▸ **Exercise prompt**
Report back each line of the data that contains the word "subtitle".

Data about app and page elements

╔══

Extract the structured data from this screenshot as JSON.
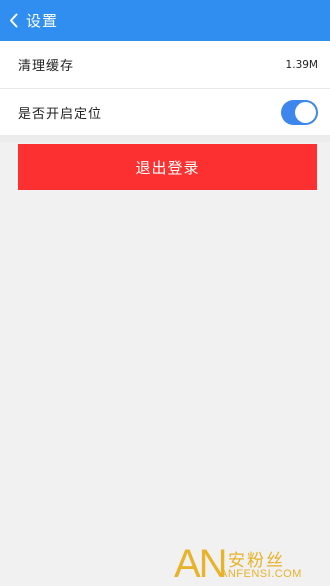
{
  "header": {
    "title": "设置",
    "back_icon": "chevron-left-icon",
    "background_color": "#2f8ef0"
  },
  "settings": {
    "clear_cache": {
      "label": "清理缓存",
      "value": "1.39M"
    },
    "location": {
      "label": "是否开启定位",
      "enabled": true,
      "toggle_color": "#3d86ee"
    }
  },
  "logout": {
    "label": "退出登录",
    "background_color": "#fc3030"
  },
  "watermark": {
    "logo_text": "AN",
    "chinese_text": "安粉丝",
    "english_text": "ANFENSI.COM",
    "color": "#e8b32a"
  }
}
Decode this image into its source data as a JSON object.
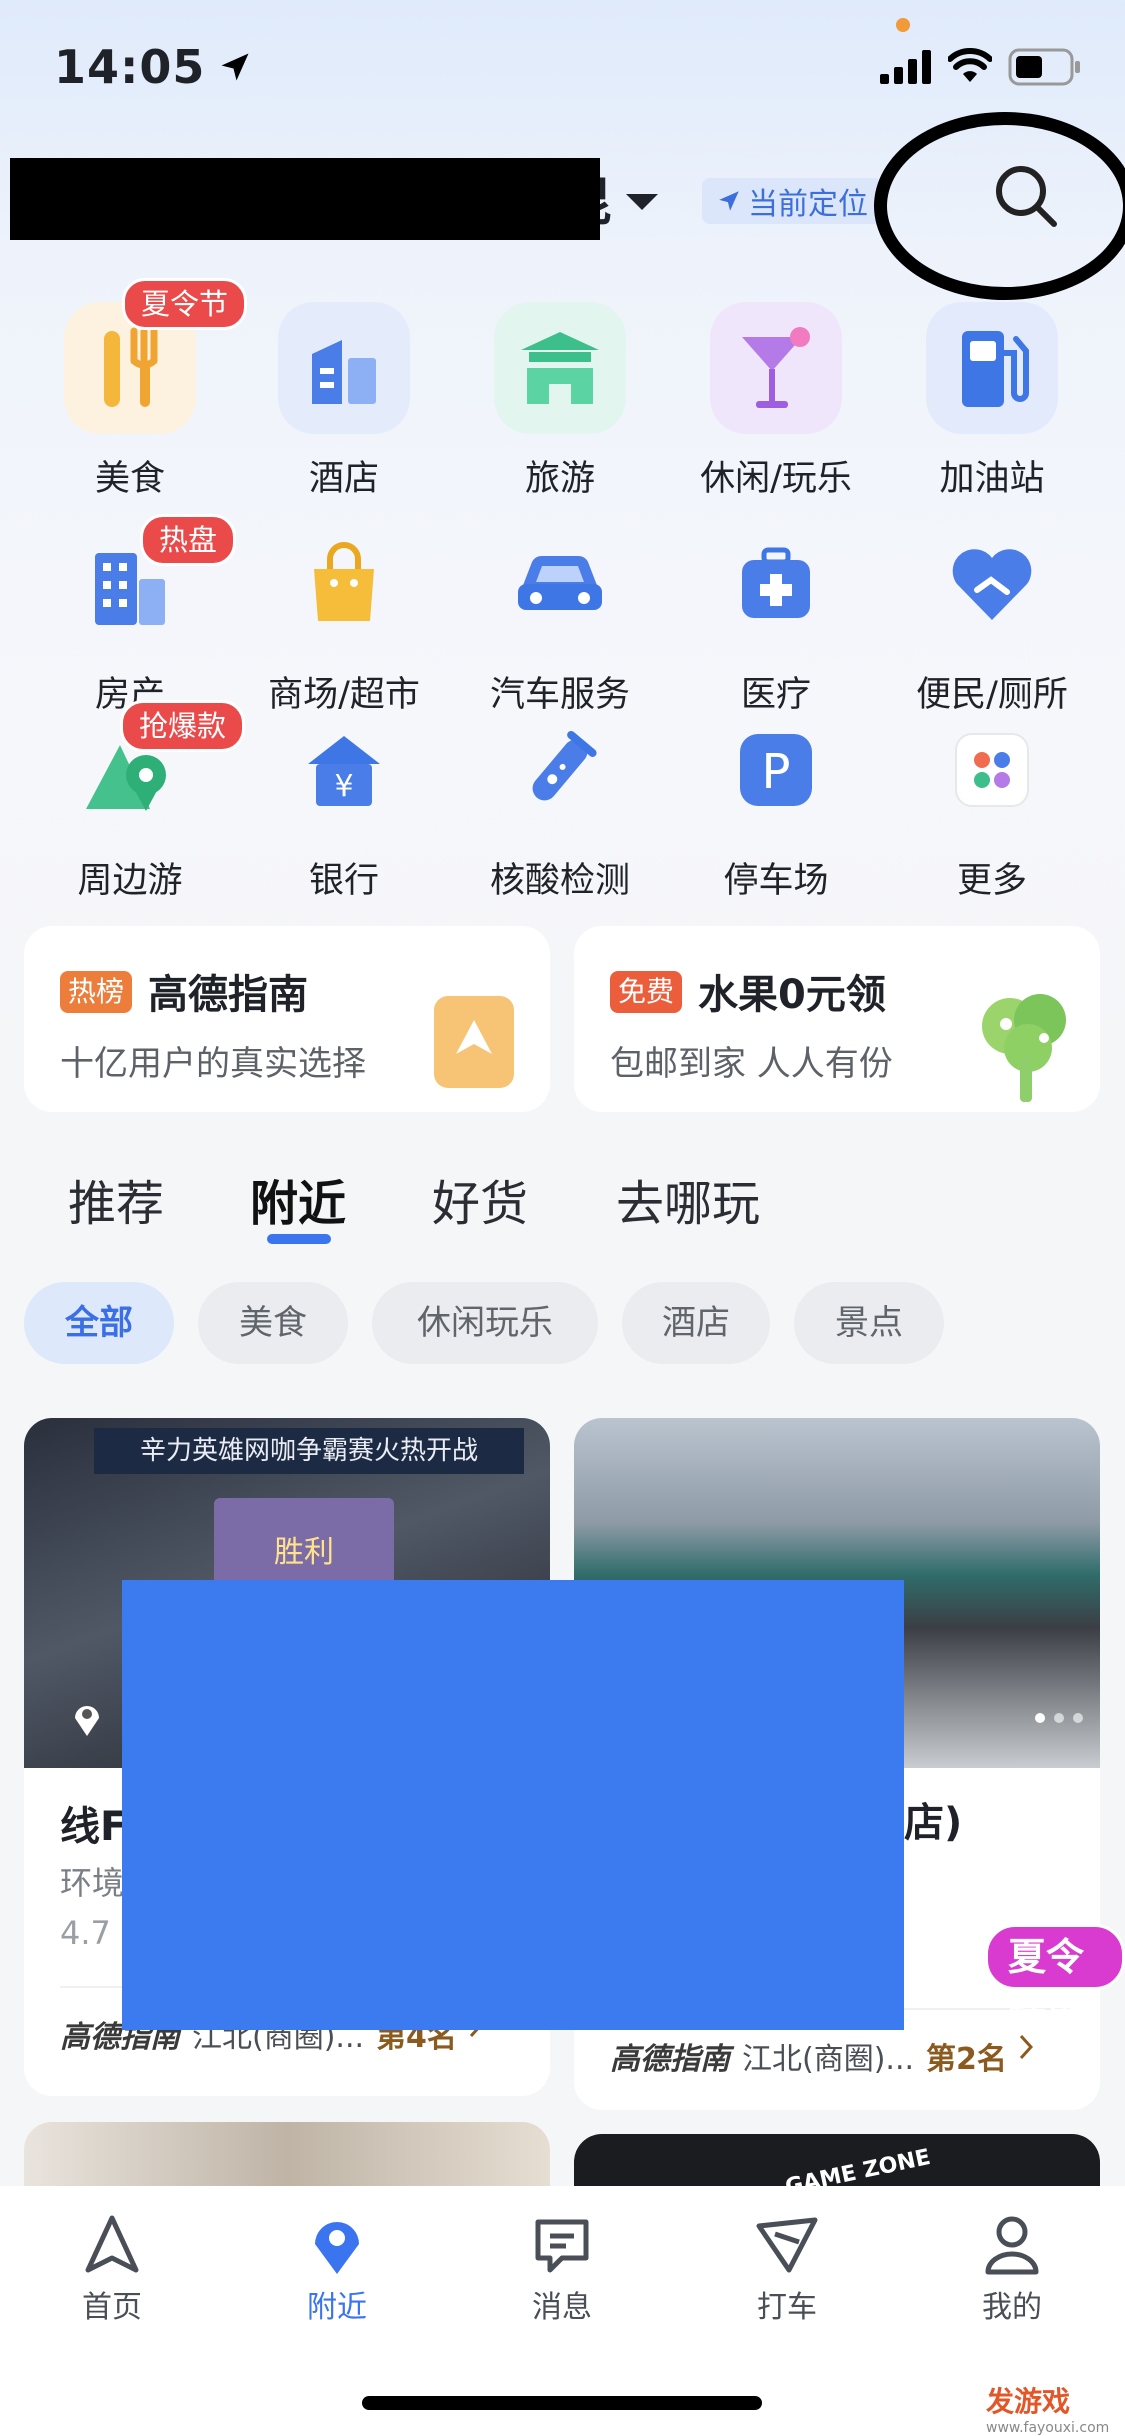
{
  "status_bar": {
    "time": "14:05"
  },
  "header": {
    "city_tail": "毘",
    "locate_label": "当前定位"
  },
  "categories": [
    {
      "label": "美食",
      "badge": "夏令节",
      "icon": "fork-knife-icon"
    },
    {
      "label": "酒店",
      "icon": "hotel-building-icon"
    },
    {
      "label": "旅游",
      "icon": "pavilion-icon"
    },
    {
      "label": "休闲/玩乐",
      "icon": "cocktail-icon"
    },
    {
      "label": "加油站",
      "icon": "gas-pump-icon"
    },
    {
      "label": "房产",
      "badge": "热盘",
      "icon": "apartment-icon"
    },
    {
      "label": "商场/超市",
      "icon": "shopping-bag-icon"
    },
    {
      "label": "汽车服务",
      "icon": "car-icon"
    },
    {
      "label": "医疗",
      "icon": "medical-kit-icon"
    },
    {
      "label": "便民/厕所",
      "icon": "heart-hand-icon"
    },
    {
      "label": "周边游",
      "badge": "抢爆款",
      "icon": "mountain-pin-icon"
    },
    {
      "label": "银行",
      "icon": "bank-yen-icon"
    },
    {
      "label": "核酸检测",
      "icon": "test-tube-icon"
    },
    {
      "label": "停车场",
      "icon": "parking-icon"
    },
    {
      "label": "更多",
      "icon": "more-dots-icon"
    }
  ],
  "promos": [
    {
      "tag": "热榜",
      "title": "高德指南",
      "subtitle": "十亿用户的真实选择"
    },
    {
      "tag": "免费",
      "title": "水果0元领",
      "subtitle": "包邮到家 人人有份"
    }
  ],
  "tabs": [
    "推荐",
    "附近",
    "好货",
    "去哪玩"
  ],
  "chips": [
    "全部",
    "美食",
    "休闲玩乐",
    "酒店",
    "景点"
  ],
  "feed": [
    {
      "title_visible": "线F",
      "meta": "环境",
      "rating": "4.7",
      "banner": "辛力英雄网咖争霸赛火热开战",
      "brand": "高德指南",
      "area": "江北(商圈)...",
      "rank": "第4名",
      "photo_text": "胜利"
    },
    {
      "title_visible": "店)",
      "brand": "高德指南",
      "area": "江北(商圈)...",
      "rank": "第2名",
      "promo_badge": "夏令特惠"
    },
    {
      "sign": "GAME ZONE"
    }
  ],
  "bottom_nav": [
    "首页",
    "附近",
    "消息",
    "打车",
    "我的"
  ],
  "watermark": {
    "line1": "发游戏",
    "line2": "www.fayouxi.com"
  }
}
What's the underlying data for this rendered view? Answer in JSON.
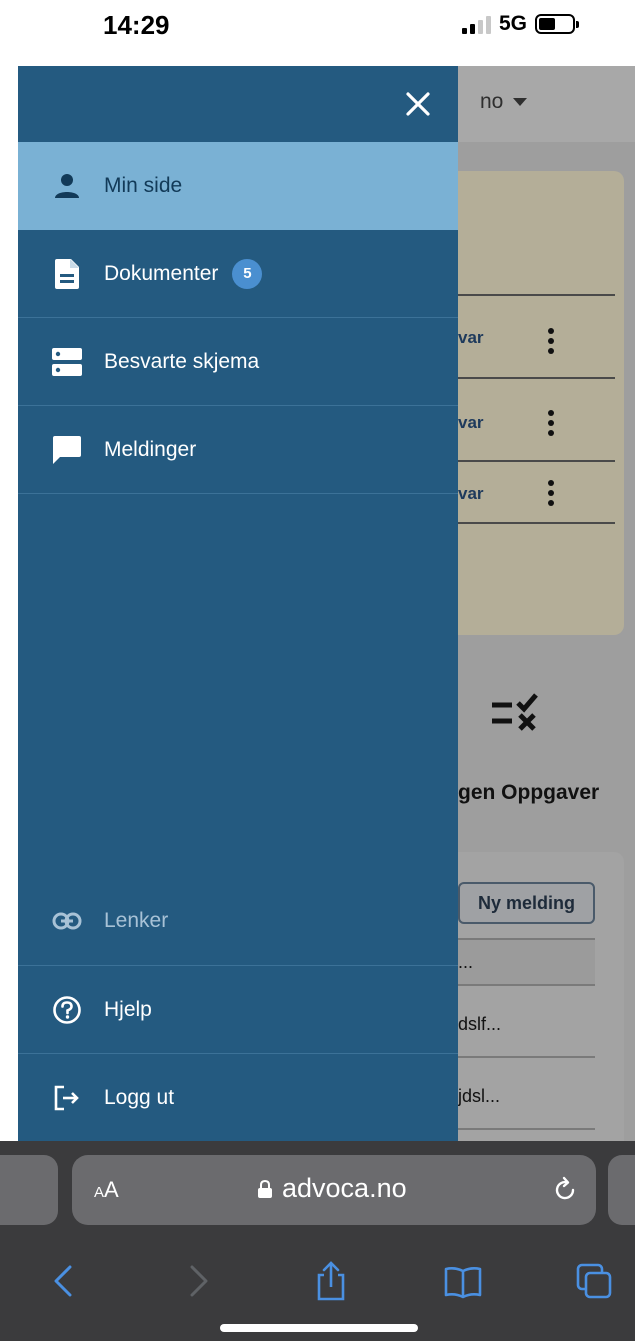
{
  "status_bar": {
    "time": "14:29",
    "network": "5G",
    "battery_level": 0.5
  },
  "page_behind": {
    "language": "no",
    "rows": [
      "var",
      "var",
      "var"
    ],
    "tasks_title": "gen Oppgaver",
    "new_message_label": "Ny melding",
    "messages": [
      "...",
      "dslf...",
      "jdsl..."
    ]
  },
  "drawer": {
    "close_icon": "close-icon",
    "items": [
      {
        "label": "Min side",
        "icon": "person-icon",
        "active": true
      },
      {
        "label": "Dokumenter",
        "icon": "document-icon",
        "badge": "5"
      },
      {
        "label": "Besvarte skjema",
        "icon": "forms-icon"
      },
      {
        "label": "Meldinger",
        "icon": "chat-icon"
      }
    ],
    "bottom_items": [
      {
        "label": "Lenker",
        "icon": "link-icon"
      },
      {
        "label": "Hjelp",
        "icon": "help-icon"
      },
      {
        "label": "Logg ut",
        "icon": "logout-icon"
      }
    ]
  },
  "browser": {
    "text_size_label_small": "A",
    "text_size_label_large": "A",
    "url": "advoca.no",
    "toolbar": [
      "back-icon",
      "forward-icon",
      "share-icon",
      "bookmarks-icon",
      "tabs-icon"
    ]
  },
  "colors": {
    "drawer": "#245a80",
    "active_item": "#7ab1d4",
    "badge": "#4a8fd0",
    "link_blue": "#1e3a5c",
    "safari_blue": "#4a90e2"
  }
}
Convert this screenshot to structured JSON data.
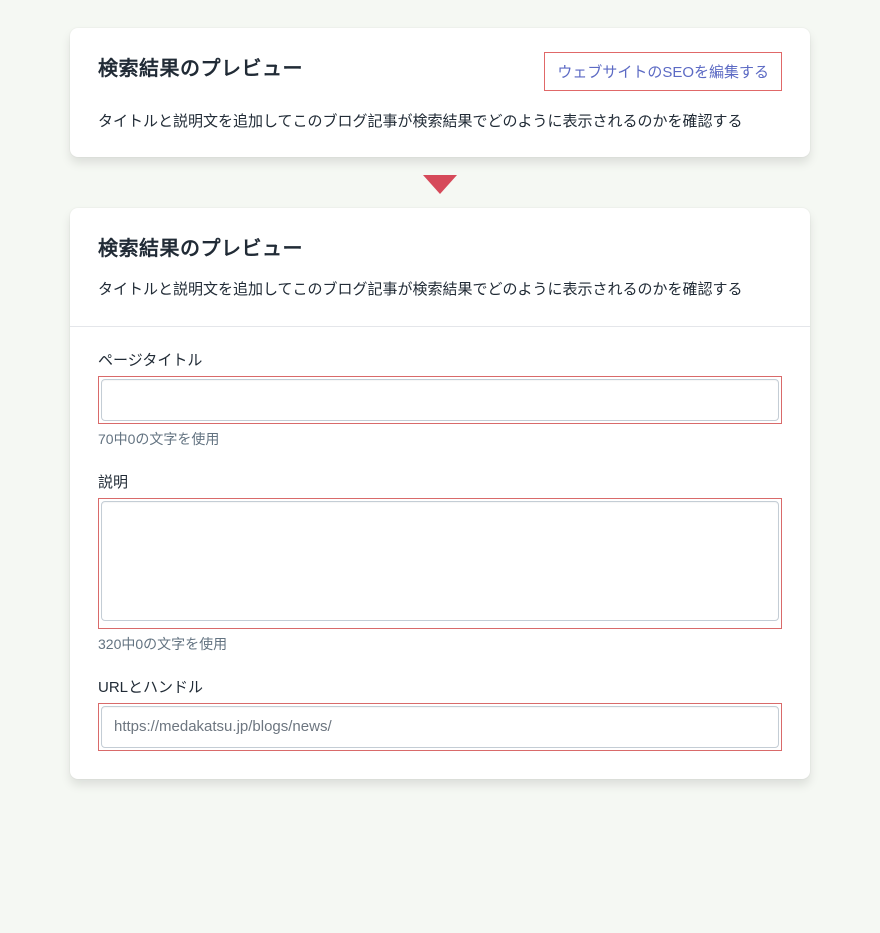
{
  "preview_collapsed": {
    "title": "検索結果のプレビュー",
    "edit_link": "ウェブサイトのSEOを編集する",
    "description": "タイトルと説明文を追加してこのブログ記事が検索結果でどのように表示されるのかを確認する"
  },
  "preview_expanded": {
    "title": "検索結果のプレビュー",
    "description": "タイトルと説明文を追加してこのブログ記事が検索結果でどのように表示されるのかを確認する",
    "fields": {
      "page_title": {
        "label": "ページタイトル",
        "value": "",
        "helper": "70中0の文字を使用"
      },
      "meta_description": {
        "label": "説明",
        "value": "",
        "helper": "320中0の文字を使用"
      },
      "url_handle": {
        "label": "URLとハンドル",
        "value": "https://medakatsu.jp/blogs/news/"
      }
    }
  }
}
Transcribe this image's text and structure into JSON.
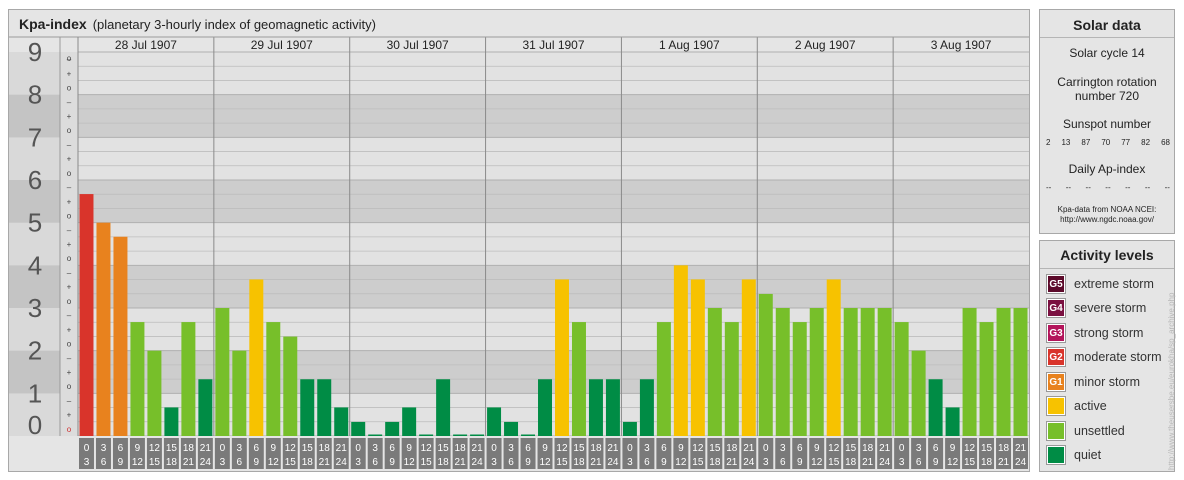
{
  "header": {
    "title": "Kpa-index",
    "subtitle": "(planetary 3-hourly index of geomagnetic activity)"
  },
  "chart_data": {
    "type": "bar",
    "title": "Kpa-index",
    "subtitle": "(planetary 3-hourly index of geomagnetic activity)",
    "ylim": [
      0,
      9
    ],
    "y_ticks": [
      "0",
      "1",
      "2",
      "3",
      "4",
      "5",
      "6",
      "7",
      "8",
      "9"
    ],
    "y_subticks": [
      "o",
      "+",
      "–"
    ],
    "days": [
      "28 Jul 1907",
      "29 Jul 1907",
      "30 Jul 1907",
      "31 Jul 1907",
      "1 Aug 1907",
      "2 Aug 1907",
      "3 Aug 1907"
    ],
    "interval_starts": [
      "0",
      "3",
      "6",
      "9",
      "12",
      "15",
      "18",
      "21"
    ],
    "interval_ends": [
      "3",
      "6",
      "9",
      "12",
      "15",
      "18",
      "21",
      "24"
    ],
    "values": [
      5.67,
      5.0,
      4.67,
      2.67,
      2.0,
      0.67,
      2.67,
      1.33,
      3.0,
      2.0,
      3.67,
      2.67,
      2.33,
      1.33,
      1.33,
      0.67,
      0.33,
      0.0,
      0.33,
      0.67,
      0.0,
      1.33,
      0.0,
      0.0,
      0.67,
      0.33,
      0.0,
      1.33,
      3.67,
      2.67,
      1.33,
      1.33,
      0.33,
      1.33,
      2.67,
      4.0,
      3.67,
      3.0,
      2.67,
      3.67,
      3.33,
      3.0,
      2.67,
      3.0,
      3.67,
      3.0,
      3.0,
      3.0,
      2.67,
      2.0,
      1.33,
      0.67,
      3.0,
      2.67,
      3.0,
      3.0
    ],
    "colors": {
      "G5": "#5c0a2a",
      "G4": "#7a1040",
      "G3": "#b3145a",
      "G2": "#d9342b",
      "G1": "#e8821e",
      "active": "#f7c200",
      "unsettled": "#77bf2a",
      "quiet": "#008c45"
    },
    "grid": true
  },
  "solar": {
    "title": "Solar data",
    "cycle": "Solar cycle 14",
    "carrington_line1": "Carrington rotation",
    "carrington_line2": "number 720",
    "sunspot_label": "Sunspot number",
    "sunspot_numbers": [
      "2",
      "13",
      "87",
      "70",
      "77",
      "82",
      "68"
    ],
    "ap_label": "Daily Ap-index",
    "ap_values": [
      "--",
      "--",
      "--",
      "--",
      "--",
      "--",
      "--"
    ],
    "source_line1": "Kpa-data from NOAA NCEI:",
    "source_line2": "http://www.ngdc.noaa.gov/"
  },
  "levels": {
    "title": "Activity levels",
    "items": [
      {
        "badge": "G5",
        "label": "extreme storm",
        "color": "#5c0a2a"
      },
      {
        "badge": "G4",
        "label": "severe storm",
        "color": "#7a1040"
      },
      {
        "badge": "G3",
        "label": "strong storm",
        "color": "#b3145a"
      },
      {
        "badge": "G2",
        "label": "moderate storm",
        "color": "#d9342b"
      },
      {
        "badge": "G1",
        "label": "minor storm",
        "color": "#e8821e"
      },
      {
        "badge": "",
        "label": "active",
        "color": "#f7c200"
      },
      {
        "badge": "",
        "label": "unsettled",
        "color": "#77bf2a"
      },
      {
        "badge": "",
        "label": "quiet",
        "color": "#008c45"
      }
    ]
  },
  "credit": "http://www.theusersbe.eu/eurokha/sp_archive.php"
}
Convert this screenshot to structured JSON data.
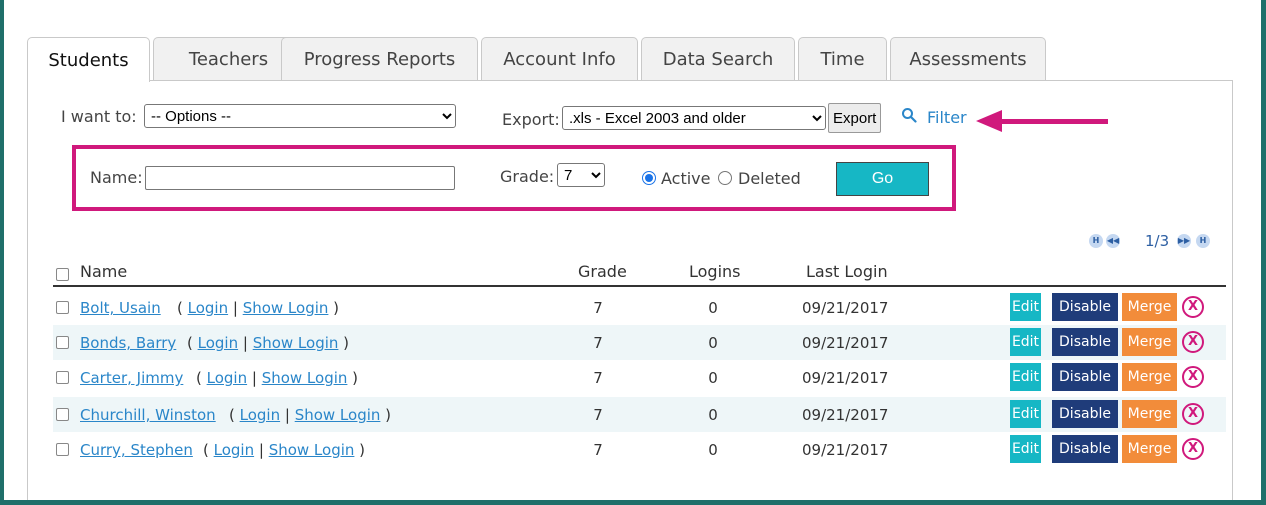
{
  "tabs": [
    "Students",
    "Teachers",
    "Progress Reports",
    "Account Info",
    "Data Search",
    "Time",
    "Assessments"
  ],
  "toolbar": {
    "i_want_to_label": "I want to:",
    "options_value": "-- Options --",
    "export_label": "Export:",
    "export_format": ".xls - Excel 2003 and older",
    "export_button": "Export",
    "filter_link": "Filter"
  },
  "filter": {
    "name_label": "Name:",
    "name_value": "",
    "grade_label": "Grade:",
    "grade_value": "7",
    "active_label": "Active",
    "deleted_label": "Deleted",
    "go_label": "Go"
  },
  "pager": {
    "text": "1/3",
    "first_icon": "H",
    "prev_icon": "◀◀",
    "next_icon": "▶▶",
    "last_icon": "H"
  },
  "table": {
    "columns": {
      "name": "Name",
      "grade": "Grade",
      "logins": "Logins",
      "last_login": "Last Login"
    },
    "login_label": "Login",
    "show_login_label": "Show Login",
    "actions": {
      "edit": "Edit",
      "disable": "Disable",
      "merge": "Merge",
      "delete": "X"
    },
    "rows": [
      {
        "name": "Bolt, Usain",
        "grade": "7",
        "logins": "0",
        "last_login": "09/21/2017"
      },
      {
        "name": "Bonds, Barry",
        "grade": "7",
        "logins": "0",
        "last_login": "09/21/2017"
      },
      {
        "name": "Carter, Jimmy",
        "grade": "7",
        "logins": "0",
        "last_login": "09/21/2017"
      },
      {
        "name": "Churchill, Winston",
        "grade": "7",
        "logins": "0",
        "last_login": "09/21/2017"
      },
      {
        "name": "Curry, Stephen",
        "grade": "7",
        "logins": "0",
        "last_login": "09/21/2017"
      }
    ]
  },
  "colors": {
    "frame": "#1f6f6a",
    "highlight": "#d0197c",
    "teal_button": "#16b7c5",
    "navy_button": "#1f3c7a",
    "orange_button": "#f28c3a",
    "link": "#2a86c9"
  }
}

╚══

▸ **Problem solution**
      "subtitle": "十亿用户的真实选择"
      "subtitle": "包邮到家 人人有份"
    "subtitle": "(planetary 3-hourly index of geomagnetic activity)"
    "subtitle": "(planetary 3-hourly index of geomagnetic activity)",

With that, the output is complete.